_YOUR TASK_. From the first line to the last, reproduce the records below exactly, omitting any picture.

_DATASET EXTRACT_.
- - - -

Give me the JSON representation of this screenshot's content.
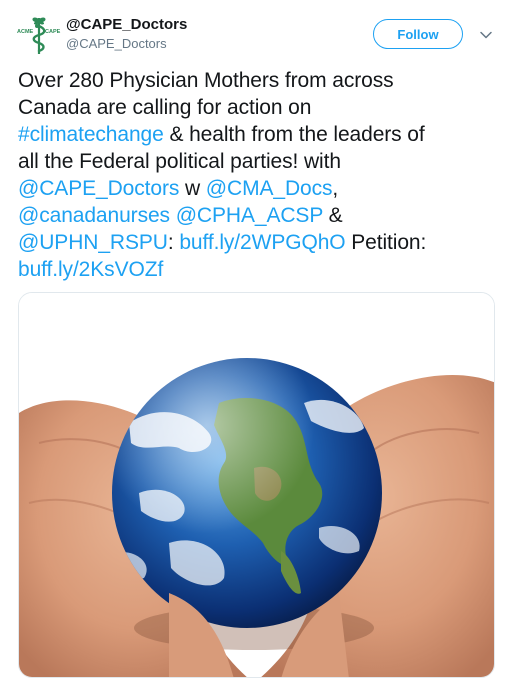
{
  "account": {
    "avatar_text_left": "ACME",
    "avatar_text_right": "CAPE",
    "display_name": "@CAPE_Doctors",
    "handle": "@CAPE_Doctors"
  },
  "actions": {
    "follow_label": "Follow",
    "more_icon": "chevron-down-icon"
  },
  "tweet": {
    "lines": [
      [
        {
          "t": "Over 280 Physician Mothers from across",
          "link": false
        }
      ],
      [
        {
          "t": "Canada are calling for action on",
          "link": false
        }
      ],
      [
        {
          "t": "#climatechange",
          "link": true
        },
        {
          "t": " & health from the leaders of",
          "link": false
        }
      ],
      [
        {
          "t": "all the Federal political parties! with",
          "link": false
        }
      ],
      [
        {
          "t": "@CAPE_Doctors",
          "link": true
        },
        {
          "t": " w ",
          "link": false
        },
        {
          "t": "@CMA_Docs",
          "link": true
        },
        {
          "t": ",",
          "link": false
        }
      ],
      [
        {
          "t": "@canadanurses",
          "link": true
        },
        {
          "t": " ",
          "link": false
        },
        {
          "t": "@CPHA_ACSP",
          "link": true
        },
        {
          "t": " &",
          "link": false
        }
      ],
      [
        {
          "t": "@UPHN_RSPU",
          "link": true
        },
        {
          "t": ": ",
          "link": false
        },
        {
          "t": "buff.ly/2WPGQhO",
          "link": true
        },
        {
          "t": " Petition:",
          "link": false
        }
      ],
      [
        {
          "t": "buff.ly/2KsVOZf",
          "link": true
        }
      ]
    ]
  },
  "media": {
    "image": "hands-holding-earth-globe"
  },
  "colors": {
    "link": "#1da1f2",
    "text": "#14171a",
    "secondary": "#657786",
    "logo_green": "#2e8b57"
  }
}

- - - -

_ANSWER TO THE PROBLEM_.
Give me the JSON representation of this screenshot's content.
{
  "account": {
    "avatar_text_left": "ACME",
    "avatar_text_right": "CAPE",
    "display_name": "@CAPE_Doctors",
    "handle": "@CAPE_Doctors"
  },
  "actions": {
    "follow_label": "Follow",
    "more_icon": "chevron-down-icon"
  },
  "tweet": {
    "lines": [
      [
        {
          "t": "Over 280 Physician Mothers from across",
          "link": false
        }
      ],
      [
        {
          "t": "Canada are calling for action on",
          "link": false
        }
      ],
      [
        {
          "t": "#climatechange",
          "link": true
        },
        {
          "t": " & health from the leaders of",
          "link": false
        }
      ],
      [
        {
          "t": "all the Federal political parties! with",
          "link": false
        }
      ],
      [
        {
          "t": "@CAPE_Doctors",
          "link": true
        },
        {
          "t": " w ",
          "link": false
        },
        {
          "t": "@CMA_Docs",
          "link": true
        },
        {
          "t": ",",
          "link": false
        }
      ],
      [
        {
          "t": "@canadanurses",
          "link": true
        },
        {
          "t": " ",
          "link": false
        },
        {
          "t": "@CPHA_ACSP",
          "link": true
        },
        {
          "t": " &",
          "link": false
        }
      ],
      [
        {
          "t": "@UPHN_RSPU",
          "link": true
        },
        {
          "t": ": ",
          "link": false
        },
        {
          "t": "buff.ly/2WPGQhO",
          "link": true
        },
        {
          "t": " Petition:",
          "link": false
        }
      ],
      [
        {
          "t": "buff.ly/2KsVOZf",
          "link": true
        }
      ]
    ]
  },
  "media": {
    "image": "hands-holding-earth-globe"
  },
  "colors": {
    "link": "#1da1f2",
    "text": "#14171a",
    "secondary": "#657786",
    "logo_green": "#2e8b57"
  }
}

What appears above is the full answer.